§ Task prompt
Restate every record word for word, without the pictures.

§ Data for review

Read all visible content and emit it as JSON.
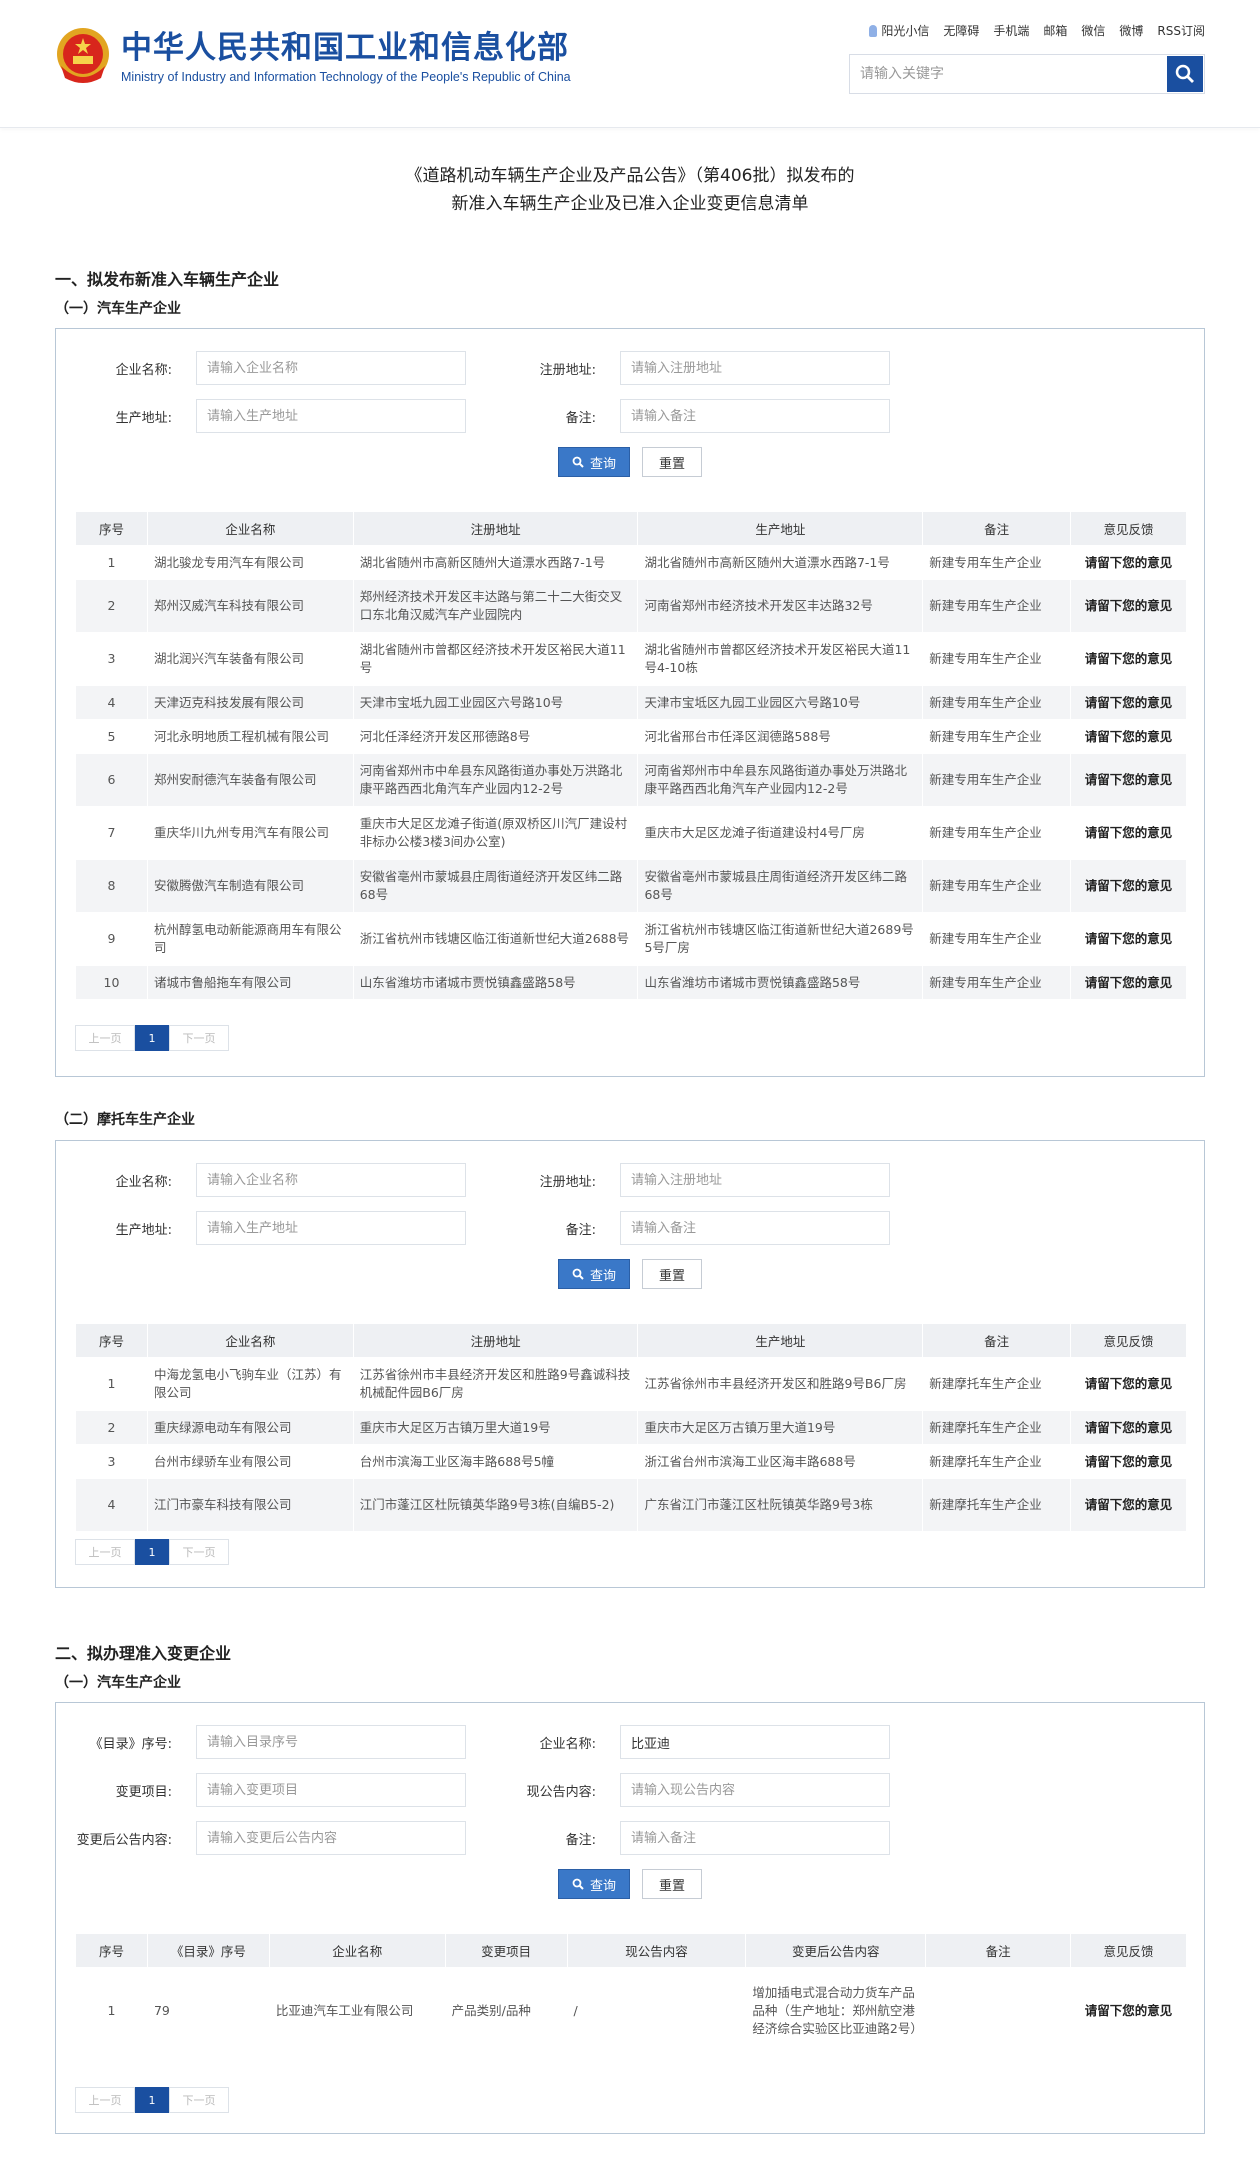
{
  "header": {
    "title_cn": "中华人民共和国工业和信息化部",
    "title_en": "Ministry of Industry and Information Technology of the People's Republic of China",
    "links": [
      "阳光小信",
      "无障碍",
      "手机端",
      "邮箱",
      "微信",
      "微博",
      "RSS订阅"
    ],
    "search_placeholder": "请输入关键字"
  },
  "page_title": [
    "《道路机动车辆生产企业及产品公告》（第406批）拟发布的",
    "新准入车辆生产企业及已准入企业变更信息清单"
  ],
  "labels": {
    "query": "查询",
    "reset": "重置",
    "prev": "上一页",
    "next": "下一页",
    "page": "1",
    "feedback": "请留下您的意见"
  },
  "section1": {
    "title": "一、拟发布新准入车辆生产企业",
    "auto": {
      "title": "（一）汽车生产企业",
      "form": {
        "name_label": "企业名称:",
        "name_ph": "请输入企业名称",
        "reg_label": "注册地址:",
        "reg_ph": "请输入注册地址",
        "prod_label": "生产地址:",
        "prod_ph": "请输入生产地址",
        "note_label": "备注:",
        "note_ph": "请输入备注"
      },
      "headers": [
        "序号",
        "企业名称",
        "注册地址",
        "生产地址",
        "备注",
        "意见反馈"
      ],
      "rows": [
        [
          "1",
          "湖北骏龙专用汽车有限公司",
          "湖北省随州市高新区随州大道漂水西路7-1号",
          "湖北省随州市高新区随州大道漂水西路7-1号",
          "新建专用车生产企业"
        ],
        [
          "2",
          "郑州汉威汽车科技有限公司",
          "郑州经济技术开发区丰达路与第二十二大街交叉口东北角汉威汽车产业园院内",
          "河南省郑州市经济技术开发区丰达路32号",
          "新建专用车生产企业"
        ],
        [
          "3",
          "湖北润兴汽车装备有限公司",
          "湖北省随州市曾都区经济技术开发区裕民大道11号",
          "湖北省随州市曾都区经济技术开发区裕民大道11号4-10栋",
          "新建专用车生产企业"
        ],
        [
          "4",
          "天津迈克科技发展有限公司",
          "天津市宝坻九园工业园区六号路10号",
          "天津市宝坻区九园工业园区六号路10号",
          "新建专用车生产企业"
        ],
        [
          "5",
          "河北永明地质工程机械有限公司",
          "河北任泽经济开发区邢德路8号",
          "河北省邢台市任泽区润德路588号",
          "新建专用车生产企业"
        ],
        [
          "6",
          "郑州安耐德汽车装备有限公司",
          "河南省郑州市中牟县东风路街道办事处万洪路北康平路西西北角汽车产业园内12-2号",
          "河南省郑州市中牟县东风路街道办事处万洪路北康平路西西北角汽车产业园内12-2号",
          "新建专用车生产企业"
        ],
        [
          "7",
          "重庆华川九州专用汽车有限公司",
          "重庆市大足区龙滩子街道(原双桥区川汽厂建设村非标办公楼3楼3间办公室)",
          "重庆市大足区龙滩子街道建设村4号厂房",
          "新建专用车生产企业"
        ],
        [
          "8",
          "安徽腾傲汽车制造有限公司",
          "安徽省亳州市蒙城县庄周街道经济开发区纬二路68号",
          "安徽省亳州市蒙城县庄周街道经济开发区纬二路68号",
          "新建专用车生产企业"
        ],
        [
          "9",
          "杭州醇氢电动新能源商用车有限公司",
          "浙江省杭州市钱塘区临江街道新世纪大道2688号",
          "浙江省杭州市钱塘区临江街道新世纪大道2689号5号厂房",
          "新建专用车生产企业"
        ],
        [
          "10",
          "诸城市鲁船拖车有限公司",
          "山东省潍坊市诸城市贾悦镇鑫盛路58号",
          "山东省潍坊市诸城市贾悦镇鑫盛路58号",
          "新建专用车生产企业"
        ]
      ]
    },
    "moto": {
      "title": "（二）摩托车生产企业",
      "rows": [
        [
          "1",
          "中海龙氢电小飞驹车业（江苏）有限公司",
          "江苏省徐州市丰县经济开发区和胜路9号鑫诚科技机械配件园B6厂房",
          "江苏省徐州市丰县经济开发区和胜路9号B6厂房",
          "新建摩托车生产企业"
        ],
        [
          "2",
          "重庆绿源电动车有限公司",
          "重庆市大足区万古镇万里大道19号",
          "重庆市大足区万古镇万里大道19号",
          "新建摩托车生产企业"
        ],
        [
          "3",
          "台州市绿骄车业有限公司",
          "台州市滨海工业区海丰路688号5幢",
          "浙江省台州市滨海工业区海丰路688号",
          "新建摩托车生产企业"
        ],
        [
          "4",
          "江门市豪车科技有限公司",
          "江门市蓬江区杜阮镇英华路9号3栋(自编B5-2)",
          "广东省江门市蓬江区杜阮镇英华路9号3栋",
          "新建摩托车生产企业"
        ]
      ]
    }
  },
  "section2": {
    "title": "二、拟办理准入变更企业",
    "sub": "（一）汽车生产企业",
    "form": {
      "cat_label": "《目录》序号:",
      "cat_ph": "请输入目录序号",
      "name_label": "企业名称:",
      "name_val": "比亚迪",
      "item_label": "变更项目:",
      "item_ph": "请输入变更项目",
      "cur_label": "现公告内容:",
      "cur_ph": "请输入现公告内容",
      "after_label": "变更后公告内容:",
      "after_ph": "请输入变更后公告内容",
      "note_label": "备注:",
      "note_ph": "请输入备注"
    },
    "headers": [
      "序号",
      "《目录》序号",
      "企业名称",
      "变更项目",
      "现公告内容",
      "变更后公告内容",
      "备注",
      "意见反馈"
    ],
    "rows": [
      [
        "1",
        "79",
        "比亚迪汽车工业有限公司",
        "产品类别/品种",
        "/",
        "增加插电式混合动力货车产品品种（生产地址：郑州航空港经济综合实验区比亚迪路2号）",
        ""
      ]
    ]
  }
}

§ Output of the task
Read all visible content and emit it as JSON.
{
  "header": {
    "title_cn": "中华人民共和国工业和信息化部",
    "title_en": "Ministry of Industry and Information Technology of the People's Republic of China",
    "links": [
      "阳光小信",
      "无障碍",
      "手机端",
      "邮箱",
      "微信",
      "微博",
      "RSS订阅"
    ],
    "search_placeholder": "请输入关键字"
  },
  "page_title": [
    "《道路机动车辆生产企业及产品公告》（第406批）拟发布的",
    "新准入车辆生产企业及已准入企业变更信息清单"
  ],
  "labels": {
    "query": "查询",
    "reset": "重置",
    "prev": "上一页",
    "next": "下一页",
    "page": "1",
    "feedback": "请留下您的意见"
  },
  "section1": {
    "title": "一、拟发布新准入车辆生产企业",
    "auto": {
      "title": "（一）汽车生产企业",
      "form": {
        "name_label": "企业名称:",
        "name_ph": "请输入企业名称",
        "reg_label": "注册地址:",
        "reg_ph": "请输入注册地址",
        "prod_label": "生产地址:",
        "prod_ph": "请输入生产地址",
        "note_label": "备注:",
        "note_ph": "请输入备注"
      },
      "headers": [
        "序号",
        "企业名称",
        "注册地址",
        "生产地址",
        "备注",
        "意见反馈"
      ],
      "rows": [
        [
          "1",
          "湖北骏龙专用汽车有限公司",
          "湖北省随州市高新区随州大道漂水西路7-1号",
          "湖北省随州市高新区随州大道漂水西路7-1号",
          "新建专用车生产企业"
        ],
        [
          "2",
          "郑州汉威汽车科技有限公司",
          "郑州经济技术开发区丰达路与第二十二大街交叉口东北角汉威汽车产业园院内",
          "河南省郑州市经济技术开发区丰达路32号",
          "新建专用车生产企业"
        ],
        [
          "3",
          "湖北润兴汽车装备有限公司",
          "湖北省随州市曾都区经济技术开发区裕民大道11号",
          "湖北省随州市曾都区经济技术开发区裕民大道11号4-10栋",
          "新建专用车生产企业"
        ],
        [
          "4",
          "天津迈克科技发展有限公司",
          "天津市宝坻九园工业园区六号路10号",
          "天津市宝坻区九园工业园区六号路10号",
          "新建专用车生产企业"
        ],
        [
          "5",
          "河北永明地质工程机械有限公司",
          "河北任泽经济开发区邢德路8号",
          "河北省邢台市任泽区润德路588号",
          "新建专用车生产企业"
        ],
        [
          "6",
          "郑州安耐德汽车装备有限公司",
          "河南省郑州市中牟县东风路街道办事处万洪路北康平路西西北角汽车产业园内12-2号",
          "河南省郑州市中牟县东风路街道办事处万洪路北康平路西西北角汽车产业园内12-2号",
          "新建专用车生产企业"
        ],
        [
          "7",
          "重庆华川九州专用汽车有限公司",
          "重庆市大足区龙滩子街道(原双桥区川汽厂建设村非标办公楼3楼3间办公室)",
          "重庆市大足区龙滩子街道建设村4号厂房",
          "新建专用车生产企业"
        ],
        [
          "8",
          "安徽腾傲汽车制造有限公司",
          "安徽省亳州市蒙城县庄周街道经济开发区纬二路68号",
          "安徽省亳州市蒙城县庄周街道经济开发区纬二路68号",
          "新建专用车生产企业"
        ],
        [
          "9",
          "杭州醇氢电动新能源商用车有限公司",
          "浙江省杭州市钱塘区临江街道新世纪大道2688号",
          "浙江省杭州市钱塘区临江街道新世纪大道2689号5号厂房",
          "新建专用车生产企业"
        ],
        [
          "10",
          "诸城市鲁船拖车有限公司",
          "山东省潍坊市诸城市贾悦镇鑫盛路58号",
          "山东省潍坊市诸城市贾悦镇鑫盛路58号",
          "新建专用车生产企业"
        ]
      ]
    },
    "moto": {
      "title": "（二）摩托车生产企业",
      "rows": [
        [
          "1",
          "中海龙氢电小飞驹车业（江苏）有限公司",
          "江苏省徐州市丰县经济开发区和胜路9号鑫诚科技机械配件园B6厂房",
          "江苏省徐州市丰县经济开发区和胜路9号B6厂房",
          "新建摩托车生产企业"
        ],
        [
          "2",
          "重庆绿源电动车有限公司",
          "重庆市大足区万古镇万里大道19号",
          "重庆市大足区万古镇万里大道19号",
          "新建摩托车生产企业"
        ],
        [
          "3",
          "台州市绿骄车业有限公司",
          "台州市滨海工业区海丰路688号5幢",
          "浙江省台州市滨海工业区海丰路688号",
          "新建摩托车生产企业"
        ],
        [
          "4",
          "江门市豪车科技有限公司",
          "江门市蓬江区杜阮镇英华路9号3栋(自编B5-2)",
          "广东省江门市蓬江区杜阮镇英华路9号3栋",
          "新建摩托车生产企业"
        ]
      ]
    }
  },
  "section2": {
    "title": "二、拟办理准入变更企业",
    "sub": "（一）汽车生产企业",
    "form": {
      "cat_label": "《目录》序号:",
      "cat_ph": "请输入目录序号",
      "name_label": "企业名称:",
      "name_val": "比亚迪",
      "item_label": "变更项目:",
      "item_ph": "请输入变更项目",
      "cur_label": "现公告内容:",
      "cur_ph": "请输入现公告内容",
      "after_label": "变更后公告内容:",
      "after_ph": "请输入变更后公告内容",
      "note_label": "备注:",
      "note_ph": "请输入备注"
    },
    "headers": [
      "序号",
      "《目录》序号",
      "企业名称",
      "变更项目",
      "现公告内容",
      "变更后公告内容",
      "备注",
      "意见反馈"
    ],
    "rows": [
      [
        "1",
        "79",
        "比亚迪汽车工业有限公司",
        "产品类别/品种",
        "/",
        "增加插电式混合动力货车产品品种（生产地址：郑州航空港经济综合实验区比亚迪路2号）",
        ""
      ]
    ]
  }
}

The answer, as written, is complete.